SUBJECT: Ph.D. Dissertation Defense
BY: Hassan Masoud
TIME: Thursday, July 26, 2012, 9:00 a.m.
PLACE: MRDC Building, 4211
TITLE: Polymer Networks: Modeling and Applications
COMMITTEE: Dr. Alexander Alexeev, Chair (ME)
Dr. Richard F. Salant (ME)
Dr. Paul M. Goldbart (PHYS)
Dr. David L. Hu (ME)
Dr. Alberto Fernandez-Nieves (PHYS)


We develop a mesoscale computational model for permanently cross-linked polymer networks and use it to study several practical problems involving these soft materials. Specifically, we analyze the permeability and diffusivity of polymer networks under mechanical deformations, we examine the release of encapsulated solutes from microgel capsules during volume transitions, and we explore the complex tribological behavior of elastomers. We show that our model can successfully simulate the convective and diffusive transport of fluid and solutes through polymer networks.

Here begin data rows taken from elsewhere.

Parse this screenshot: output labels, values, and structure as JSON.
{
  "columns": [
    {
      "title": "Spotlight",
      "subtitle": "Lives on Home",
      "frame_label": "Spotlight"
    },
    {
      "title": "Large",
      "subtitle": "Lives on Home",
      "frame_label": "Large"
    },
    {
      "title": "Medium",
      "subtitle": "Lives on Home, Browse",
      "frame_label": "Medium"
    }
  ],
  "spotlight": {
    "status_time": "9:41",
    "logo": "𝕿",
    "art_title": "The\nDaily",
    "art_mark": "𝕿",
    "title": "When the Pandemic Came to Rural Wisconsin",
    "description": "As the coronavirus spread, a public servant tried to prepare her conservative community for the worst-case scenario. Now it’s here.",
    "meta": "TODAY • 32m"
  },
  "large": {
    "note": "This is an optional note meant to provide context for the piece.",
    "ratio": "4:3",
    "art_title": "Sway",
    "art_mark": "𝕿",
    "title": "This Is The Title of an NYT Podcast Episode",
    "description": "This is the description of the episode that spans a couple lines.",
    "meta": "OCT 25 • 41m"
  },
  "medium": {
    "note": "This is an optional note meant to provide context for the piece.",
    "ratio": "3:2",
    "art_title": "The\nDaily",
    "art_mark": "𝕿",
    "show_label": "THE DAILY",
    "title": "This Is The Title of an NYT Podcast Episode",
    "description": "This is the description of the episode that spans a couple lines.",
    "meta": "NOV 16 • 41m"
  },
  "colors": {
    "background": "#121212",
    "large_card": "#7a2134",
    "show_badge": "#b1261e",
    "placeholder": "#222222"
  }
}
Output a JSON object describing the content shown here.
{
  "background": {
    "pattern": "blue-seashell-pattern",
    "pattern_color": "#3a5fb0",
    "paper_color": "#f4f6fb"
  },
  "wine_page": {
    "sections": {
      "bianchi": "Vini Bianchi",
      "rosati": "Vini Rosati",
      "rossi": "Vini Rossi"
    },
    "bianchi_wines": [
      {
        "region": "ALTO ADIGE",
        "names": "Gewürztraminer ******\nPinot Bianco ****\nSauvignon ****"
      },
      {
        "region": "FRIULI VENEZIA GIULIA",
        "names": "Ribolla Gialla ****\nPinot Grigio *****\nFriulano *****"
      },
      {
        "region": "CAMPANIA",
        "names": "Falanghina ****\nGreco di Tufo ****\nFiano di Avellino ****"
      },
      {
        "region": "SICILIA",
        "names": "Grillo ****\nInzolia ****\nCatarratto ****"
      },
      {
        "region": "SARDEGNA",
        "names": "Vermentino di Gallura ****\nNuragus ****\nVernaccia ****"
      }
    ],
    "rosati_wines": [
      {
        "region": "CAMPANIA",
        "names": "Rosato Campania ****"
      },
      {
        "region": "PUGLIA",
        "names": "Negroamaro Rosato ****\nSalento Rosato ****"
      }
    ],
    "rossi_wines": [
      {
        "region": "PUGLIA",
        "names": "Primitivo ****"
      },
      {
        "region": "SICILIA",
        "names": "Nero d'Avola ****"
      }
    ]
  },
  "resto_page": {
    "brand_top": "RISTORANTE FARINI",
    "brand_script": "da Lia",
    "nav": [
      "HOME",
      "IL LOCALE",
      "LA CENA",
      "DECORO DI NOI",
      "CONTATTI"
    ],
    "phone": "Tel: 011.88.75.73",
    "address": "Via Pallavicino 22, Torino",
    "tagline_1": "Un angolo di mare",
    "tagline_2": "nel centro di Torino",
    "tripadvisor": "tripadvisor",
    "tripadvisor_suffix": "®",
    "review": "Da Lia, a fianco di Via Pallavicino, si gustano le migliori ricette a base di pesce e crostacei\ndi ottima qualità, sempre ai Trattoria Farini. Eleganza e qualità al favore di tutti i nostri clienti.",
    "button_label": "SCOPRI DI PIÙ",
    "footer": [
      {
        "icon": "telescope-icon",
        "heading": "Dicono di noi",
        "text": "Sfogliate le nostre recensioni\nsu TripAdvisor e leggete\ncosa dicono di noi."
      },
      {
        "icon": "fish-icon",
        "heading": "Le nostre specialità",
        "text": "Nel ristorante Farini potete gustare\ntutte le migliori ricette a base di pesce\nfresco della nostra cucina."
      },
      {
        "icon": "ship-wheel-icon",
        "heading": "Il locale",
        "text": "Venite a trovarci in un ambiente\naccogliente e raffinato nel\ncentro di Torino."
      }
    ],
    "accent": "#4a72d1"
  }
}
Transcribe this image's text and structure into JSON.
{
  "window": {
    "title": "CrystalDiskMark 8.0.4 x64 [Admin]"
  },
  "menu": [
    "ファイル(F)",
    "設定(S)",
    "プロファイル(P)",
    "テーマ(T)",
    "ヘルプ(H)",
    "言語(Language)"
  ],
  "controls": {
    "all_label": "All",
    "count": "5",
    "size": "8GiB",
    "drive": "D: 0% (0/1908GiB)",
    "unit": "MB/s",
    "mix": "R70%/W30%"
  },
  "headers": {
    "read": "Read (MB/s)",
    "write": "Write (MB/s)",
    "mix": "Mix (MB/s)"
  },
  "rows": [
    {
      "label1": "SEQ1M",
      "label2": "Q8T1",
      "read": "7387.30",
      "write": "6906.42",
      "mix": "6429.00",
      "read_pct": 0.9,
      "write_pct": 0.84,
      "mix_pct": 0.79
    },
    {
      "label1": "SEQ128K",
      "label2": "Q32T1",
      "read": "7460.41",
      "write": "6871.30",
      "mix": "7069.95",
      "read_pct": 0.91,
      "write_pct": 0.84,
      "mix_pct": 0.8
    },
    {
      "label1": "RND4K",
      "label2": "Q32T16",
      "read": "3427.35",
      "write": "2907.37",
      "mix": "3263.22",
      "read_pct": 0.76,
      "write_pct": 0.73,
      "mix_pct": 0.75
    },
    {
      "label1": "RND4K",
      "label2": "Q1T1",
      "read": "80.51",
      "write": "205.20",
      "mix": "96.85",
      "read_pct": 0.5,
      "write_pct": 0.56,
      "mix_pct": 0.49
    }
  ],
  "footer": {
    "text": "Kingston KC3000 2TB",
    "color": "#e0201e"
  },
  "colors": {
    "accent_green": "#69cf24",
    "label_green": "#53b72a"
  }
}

Additionally, we demonstrate that our model is able to capture key features of polymer networks micromechanics. The results of our simulations reveal that the transport properties of mechanically loaded networks are defined by the network porosity and orientation of network filaments. We characterize the latter by a second order orientation tensor, and show that the permeability along the principal directions of a deformed network is directly related to the magnitudes of the corresponding tensor components. Moreover, our calculations indicate that responsive microcapsules can be effectively utilized for steady and pulsatile release of encapsulated solutes. We illustrate that swollen gel capsules allow steady, diffusive release of nanoparticles and polymer chains, whereas gel deswelling causes burst-like discharge of solutes driven by an outward flow of the solvent enclosed within a shrinking capsule. We demonstrate that this hydrodynamic release can be regulated by introducing rigid microscopic rods in the capsule interior. We also probe the effects of sliding velocity, temperature, and normal load on the friction of elastomers. Our friction simulations predict a bell-shaped curve for the dependence of the friction coefficient on the sliding of elastomers on smooth and rough substrates. We find that, depending on the surface interactions, the maximum friction velocity is determined by the temperature and ratio between the thermal energy of the system and adhesion energy of the counter surface. Furthermore, our calculations illustrate that at low sliding velocities, friction decrease with an increase in the temperature.